The Greek saga took another turn last week as the second bailout from the Eurozone countries approved in 2012 expired on June 30, leading to Greece missing a payment to the International Monetary Fund (IMF) and being put in arrears. A referendum asking Greek voters whether they wanted to approve new terms for financial assistance offered by the European creditors subsequently failed, strengthening the hand of the Syriza-led government but also leaving Greece's status in the euro up in the air. The government is putting together another proposal to its creditors to be reviewed later this week.
First, here's how Greece got to this point.
The Greek drama started in late 2009 when the new government headed by George Papandreou revealed that the 2009 deficit would be much larger than previously expected at a time when debt already exceeded the size of the Greek economy. Fears of an inability to afford and service its debt led interest rates to rise, with the ten-year rate doubling from 4.5 percent to 9 percent just between late-2009 and mid-2010.
After receiving several credit rating downgrades, the Greek government enacted austerity measures targeting a deficit of 3 percent of GDP in 2013, down from 15 percent in 2009, in exchange for a 110 billion euro rescue package. The austerity, though, hurt the economy as real GDP shrunk by 5 percent in 2010 and 9 percent in 2011, according to the IMF, and the unemployment rate shot up from 10 percent in late 2009 to over 25 percent by 2012. All the while, interest rates continued to rise dramatically, with the ten-year rate peaking at around 30 percent in early 2012. A second bailout around that time plus a pledge from European Central Bank (ECB) President Mario Draghi to do "whatever it takes" to preserve the euro quelled fiscal concerns for the time being, but Greece's economy remained in terrible shape.
In January of this year, the left-wing party Syriza and party leader Alexis Tsipras won the legislative election and took control of parliament on an anti-austerity platform, creating uncertainty about the path that the new government would take.

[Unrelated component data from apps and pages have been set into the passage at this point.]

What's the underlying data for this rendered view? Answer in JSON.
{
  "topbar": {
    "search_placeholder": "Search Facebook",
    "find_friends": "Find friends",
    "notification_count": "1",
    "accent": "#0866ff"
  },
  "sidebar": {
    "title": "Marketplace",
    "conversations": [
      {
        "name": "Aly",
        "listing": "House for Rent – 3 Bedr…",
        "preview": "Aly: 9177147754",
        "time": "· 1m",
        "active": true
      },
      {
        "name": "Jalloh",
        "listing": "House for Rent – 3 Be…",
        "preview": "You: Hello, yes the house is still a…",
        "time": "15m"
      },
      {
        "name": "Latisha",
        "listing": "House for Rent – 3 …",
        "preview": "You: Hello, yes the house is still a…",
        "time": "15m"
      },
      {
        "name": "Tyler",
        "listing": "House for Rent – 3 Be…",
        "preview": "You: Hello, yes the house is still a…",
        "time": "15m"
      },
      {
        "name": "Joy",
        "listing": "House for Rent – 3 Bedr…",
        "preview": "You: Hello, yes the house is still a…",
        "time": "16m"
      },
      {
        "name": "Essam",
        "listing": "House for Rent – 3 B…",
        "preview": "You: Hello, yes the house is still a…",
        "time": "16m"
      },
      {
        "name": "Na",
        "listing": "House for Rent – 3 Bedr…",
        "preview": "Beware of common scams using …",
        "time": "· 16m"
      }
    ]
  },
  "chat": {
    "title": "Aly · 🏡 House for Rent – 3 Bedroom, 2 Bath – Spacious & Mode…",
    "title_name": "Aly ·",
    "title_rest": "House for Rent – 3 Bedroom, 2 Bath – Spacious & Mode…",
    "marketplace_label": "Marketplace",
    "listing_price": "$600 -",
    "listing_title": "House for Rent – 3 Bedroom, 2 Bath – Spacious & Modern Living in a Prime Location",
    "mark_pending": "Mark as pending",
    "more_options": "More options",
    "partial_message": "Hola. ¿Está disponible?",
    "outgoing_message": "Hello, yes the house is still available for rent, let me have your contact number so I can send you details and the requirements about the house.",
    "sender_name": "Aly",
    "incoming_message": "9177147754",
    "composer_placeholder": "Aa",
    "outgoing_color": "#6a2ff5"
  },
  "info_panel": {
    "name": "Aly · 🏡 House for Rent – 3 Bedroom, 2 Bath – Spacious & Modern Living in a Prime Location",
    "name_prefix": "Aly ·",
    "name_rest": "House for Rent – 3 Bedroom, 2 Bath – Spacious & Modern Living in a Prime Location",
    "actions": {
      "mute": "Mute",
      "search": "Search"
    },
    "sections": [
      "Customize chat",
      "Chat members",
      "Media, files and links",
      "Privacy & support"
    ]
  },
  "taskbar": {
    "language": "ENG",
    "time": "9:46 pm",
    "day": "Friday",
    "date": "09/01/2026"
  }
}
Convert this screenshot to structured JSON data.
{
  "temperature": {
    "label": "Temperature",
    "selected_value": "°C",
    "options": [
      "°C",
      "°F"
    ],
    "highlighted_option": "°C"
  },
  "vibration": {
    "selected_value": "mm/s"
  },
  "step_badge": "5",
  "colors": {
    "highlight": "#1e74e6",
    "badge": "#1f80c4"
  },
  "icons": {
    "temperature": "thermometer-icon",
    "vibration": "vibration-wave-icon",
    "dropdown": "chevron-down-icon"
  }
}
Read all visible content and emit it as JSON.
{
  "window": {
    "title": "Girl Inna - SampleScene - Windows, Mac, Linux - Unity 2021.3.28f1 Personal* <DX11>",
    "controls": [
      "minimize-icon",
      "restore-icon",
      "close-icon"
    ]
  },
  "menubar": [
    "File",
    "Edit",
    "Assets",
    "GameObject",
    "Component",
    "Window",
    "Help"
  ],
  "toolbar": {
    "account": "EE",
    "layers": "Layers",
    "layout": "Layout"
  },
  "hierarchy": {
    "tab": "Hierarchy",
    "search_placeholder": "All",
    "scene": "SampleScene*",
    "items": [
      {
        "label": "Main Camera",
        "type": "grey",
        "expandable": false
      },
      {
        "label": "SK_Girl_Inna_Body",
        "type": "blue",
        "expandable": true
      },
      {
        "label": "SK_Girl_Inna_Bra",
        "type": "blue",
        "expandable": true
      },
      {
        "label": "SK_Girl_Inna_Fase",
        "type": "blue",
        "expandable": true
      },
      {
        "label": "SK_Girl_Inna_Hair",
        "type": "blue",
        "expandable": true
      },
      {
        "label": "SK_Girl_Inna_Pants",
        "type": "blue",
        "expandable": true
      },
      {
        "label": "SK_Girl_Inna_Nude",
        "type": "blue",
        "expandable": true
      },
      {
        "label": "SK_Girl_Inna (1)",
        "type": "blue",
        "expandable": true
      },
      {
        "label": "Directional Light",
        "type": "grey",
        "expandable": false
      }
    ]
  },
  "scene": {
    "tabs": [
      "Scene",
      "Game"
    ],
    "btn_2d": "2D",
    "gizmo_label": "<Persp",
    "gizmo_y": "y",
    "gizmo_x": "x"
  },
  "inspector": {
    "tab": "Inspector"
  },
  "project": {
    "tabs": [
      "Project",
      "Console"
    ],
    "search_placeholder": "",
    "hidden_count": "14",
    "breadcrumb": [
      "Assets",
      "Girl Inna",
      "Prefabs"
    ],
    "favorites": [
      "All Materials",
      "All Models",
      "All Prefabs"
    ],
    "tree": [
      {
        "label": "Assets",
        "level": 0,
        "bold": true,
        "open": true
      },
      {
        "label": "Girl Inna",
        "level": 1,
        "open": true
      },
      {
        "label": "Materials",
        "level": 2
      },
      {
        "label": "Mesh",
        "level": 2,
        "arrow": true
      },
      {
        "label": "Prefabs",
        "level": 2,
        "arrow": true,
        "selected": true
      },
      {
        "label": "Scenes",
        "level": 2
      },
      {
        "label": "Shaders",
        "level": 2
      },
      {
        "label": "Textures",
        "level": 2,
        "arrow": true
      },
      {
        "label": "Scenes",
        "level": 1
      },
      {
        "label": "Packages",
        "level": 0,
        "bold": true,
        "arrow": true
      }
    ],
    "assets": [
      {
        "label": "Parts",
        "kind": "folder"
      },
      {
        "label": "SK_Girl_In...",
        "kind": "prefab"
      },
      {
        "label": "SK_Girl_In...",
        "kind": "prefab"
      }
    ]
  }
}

The second bailout, which was set to expire in February, was extended through the end of June.